Feargus O'Sullivan is a contributing writer to CityLab, covering Europe. His writing focuses on housing, gentrification and social change, infrastructure, urban policy, and national cultures. He has previously contributed to The Guardian, The Times, The Financial Times, and Next City, among other publications.
In the U.S., cities prioritize efficiency and customer service. Across the Atlantic, the focus is on unemployment and energy waste.
U.S. cities worry a lot about government efficiency and customer service. European cities, on the other hand, fret more about unemployment and cutting energy waste. That, at least, is the picture drawn from new data supplied to The Atlantic Cities by Bloomberg Philanthropies' Mayors Challenge.
This year, the challenge has taken its brief to "inspire cities to generate innovative ideas that solve major challenges and improve city life" across the Atlantic to Europe.
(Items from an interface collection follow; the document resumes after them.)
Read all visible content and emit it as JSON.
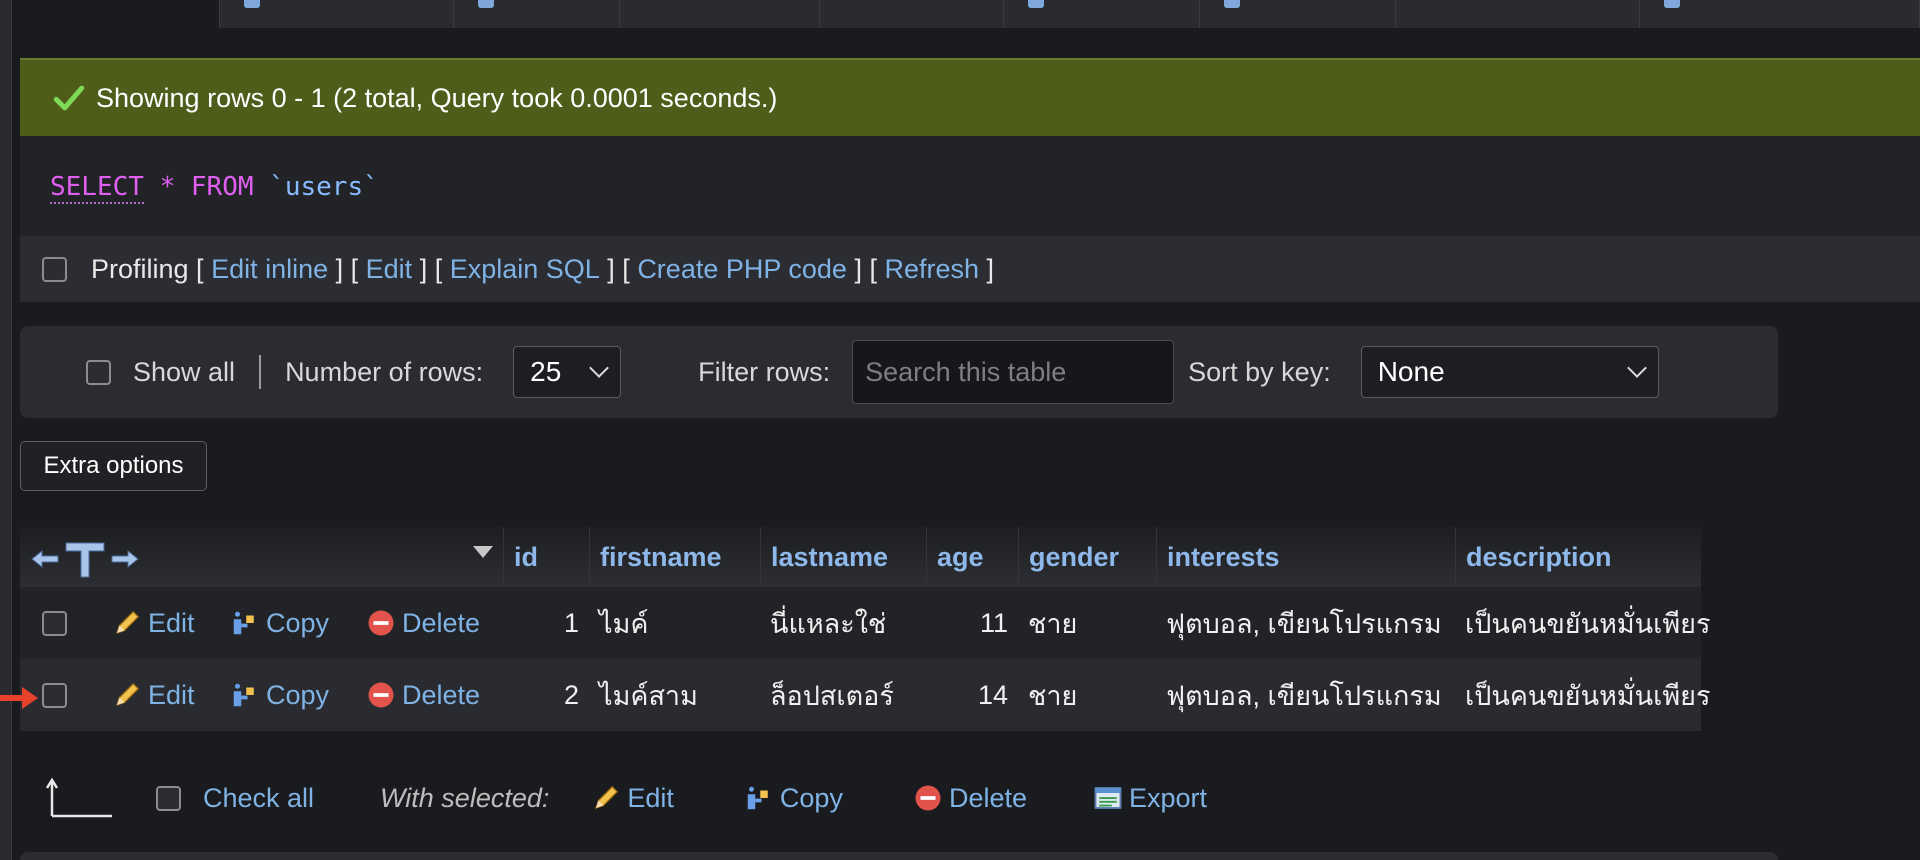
{
  "status": {
    "message": "Showing rows 0 - 1 (2 total, Query took 0.0001 seconds.)",
    "color": "#4f5d1b"
  },
  "sql": {
    "keyword_select": "SELECT",
    "star": "*",
    "keyword_from": "FROM",
    "table": "`users`"
  },
  "profiling": {
    "label": "Profiling",
    "open": " [ ",
    "sep": " ] [ ",
    "close": " ]",
    "links": [
      "Edit inline",
      "Edit",
      "Explain SQL",
      "Create PHP code",
      "Refresh"
    ]
  },
  "navigation": {
    "show_all": "Show all",
    "rows_label": "Number of rows:",
    "rows_value": "25",
    "filter_label": "Filter rows:",
    "filter_placeholder": "Search this table",
    "sort_label": "Sort by key:",
    "sort_value": "None"
  },
  "extra_options": "Extra options",
  "columns": [
    "id",
    "firstname",
    "lastname",
    "age",
    "gender",
    "interests",
    "description"
  ],
  "row_actions": {
    "edit": "Edit",
    "copy": "Copy",
    "delete": "Delete"
  },
  "rows": [
    {
      "id": "1",
      "firstname": "ไมค์",
      "lastname": "นี่แหละใช่",
      "age": "11",
      "gender": "ชาย",
      "interests": "ฟุตบอล, เขียนโปรแกรม",
      "description": "เป็นคนขยันหมั่นเพียร"
    },
    {
      "id": "2",
      "firstname": "ไมค์สาม",
      "lastname": "ล็อปสเตอร์",
      "age": "14",
      "gender": "ชาย",
      "interests": "ฟุตบอล, เขียนโปรแกรม",
      "description": "เป็นคนขยันหมั่นเพียร"
    }
  ],
  "footer": {
    "check_all": "Check all",
    "with_selected": "With selected:",
    "edit": "Edit",
    "copy": "Copy",
    "delete": "Delete",
    "export": "Export"
  },
  "colors": {
    "link": "#7fb2e5",
    "header": "#8fb8ea",
    "keyword": "#e05ff0",
    "arrow": "#e8422c"
  }
}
In doing so, it has highlighted some fascinating differences in priorities among applicants, which are all city governments, on the two continents. We'll be covering the 21 finalists announced last week in more depth in the near future. In the meantime, take a look at the table below, which breaks down the percentage of Mayors Challenge applicants both last year (which was open only to U.S. cities) and this year (only European cities), by problem area type:
|Unemployment / Workforce Development||7.9%||11.6%|
|Obesity, food poverty, and/or physical inactivity||6.9%||7.1%|
|Urban sprawl and blight||6.2%||0.6%|
|Energy Efficiency and/or energy costs||3.0%||9.0%|
|Unsustainable transportation modes and networks||1.0%||5.2%|
American cities seem to be far more interested in making government work less wastefully than their European counterparts. At 9.5 percent of all submissions, this was the top priority among the U.S. city ideas submitted last year. In Europe, however, it only accounted this year for 3.5 percent of entries. That chasm becomes only greater when it comes to customer service. Projects addressing that issue accounted for 8.2 percent of American entries, while just 1.9 percent of European submissions focused on the same area. Look at energy efficiency, however, and the figures flip to almost the opposite. Nine percent of European submissions dealt with this, compared to three percent of American projects.
When it comes to problem solving, American and European cities still share much common ground. Judging by the tally of applications, both continents' cities are thinking hard about economic growth and unemployment, albeit with the U.S. more focused on the former and Europe on the latter. Likewise there seems to be equal urban concern with combating obesity, food poverty and lack of physical activity, with the volume of related projects hovering around seven percent on both continents.
There's another large gap, however, when it comes to transport, social inclusion, and aging. Among Europe's cities, projects in these areas accounted for a 5.2 percent each of the total share. In the United States, not one of these areas of concern scraped above one percent.
How could we account for the differences? Some are easy enough to hypothesize an explanation for. Given a lower dependence on cars, more widespread transit networks and typically higher density in European cities, it makes sense that combating urban sprawl – a key American concern – takes lower priority on the other side of the Atlantic. Likewise, the U.S.'s relatively lower median age compared to most European countries could account for its cities' fewer submissions of ideas relating to care for the elderly.
Shifting priorities are also underpinned by geography. Certainly, the environmental movement has older, deeper roots in Europe, albeit in the German-speaking and Nordic countries rather than across the continent. That said, it's still likely that the prime motivation behind European cities' energy efficiency measures is the continent’s relative resource poverty, both its dearth of oil and its geopolitically problematic reliance on Russian gas.
Cultural attitudes may also loom as large as local failings. Widespread American skepticism about a swollen, overbearing state sector could well be behind U.S. cities' greater concern with improving efficiency and customer service. Likewise, European governments’ generally more extensive (and now embattled) use of fiscal redistribution through welfare since World War II has likely kept concerns about social exclusion further up the agenda, as something it’s up to government to fix. The differences highlighted only show how important it is to look at urban problem solving internationally. Focus on one region and its most pressing concerns alone, and you’re likely to end up with a far narrower set of solutions.